Formosa said he would prefer to keep operating at the fairgrounds, ideally through a long-term lease. “In my eyes, it was just starting to be reborn,” he said, referring to last year’s run.
“The track has been handicapped, its potential has been limited to a certain degree, simply because here lately, there haven’t been many [events],” Formosa said. “Like last year. I proposed for a full race season, but they came back and only gave me five races. That was it. That’s all we could do.
“In order to really make this things spectacular, in order to really, really generate sponsors, generate major corporations, television coverage, big-name drivers, big-name people to come on and get involved, you have to have a [long-term] lease,”
Infuriating Dean’s fairgrounds opposition earlier this month was news that Metro had already sent out a request for proposals for an architectural firm to begin the design process of the new faigrounds park. The RFP referenced the racetrack in past tense, calling it “a former racetrack.”

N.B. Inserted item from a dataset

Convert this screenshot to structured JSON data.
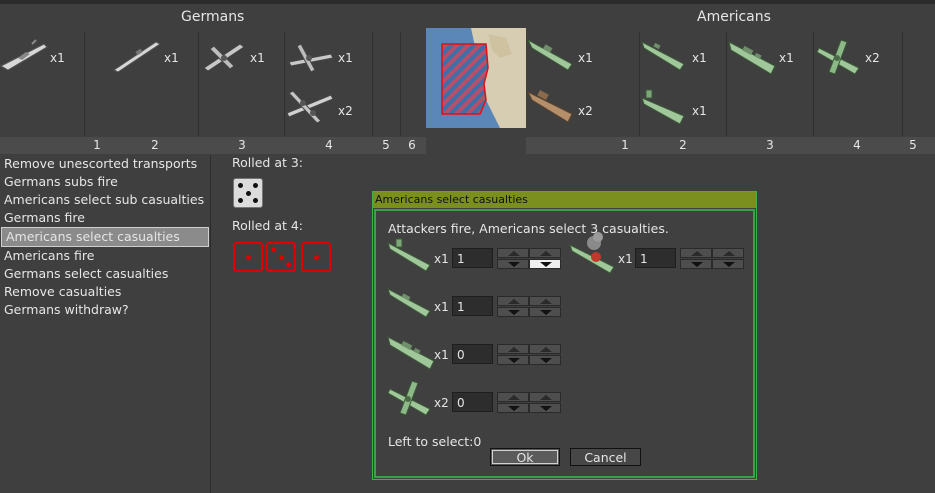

In response, mayor’s office spokeswoman Janel Lacy said the park RFP “has nothing to do with the demolition of the racetrack.” In doing so, she implied that the park could actually coexist with the racetrack if the council were to elect not to destroy it. That opened the door last week for Copeland to offer a sketched-out proposal to revamp the racetrack and add new amenities to the site, including the 40-acre park and a new expo center building. The mayor’s office indicated it would not consider the proposal, which as of Thursday remained short on details.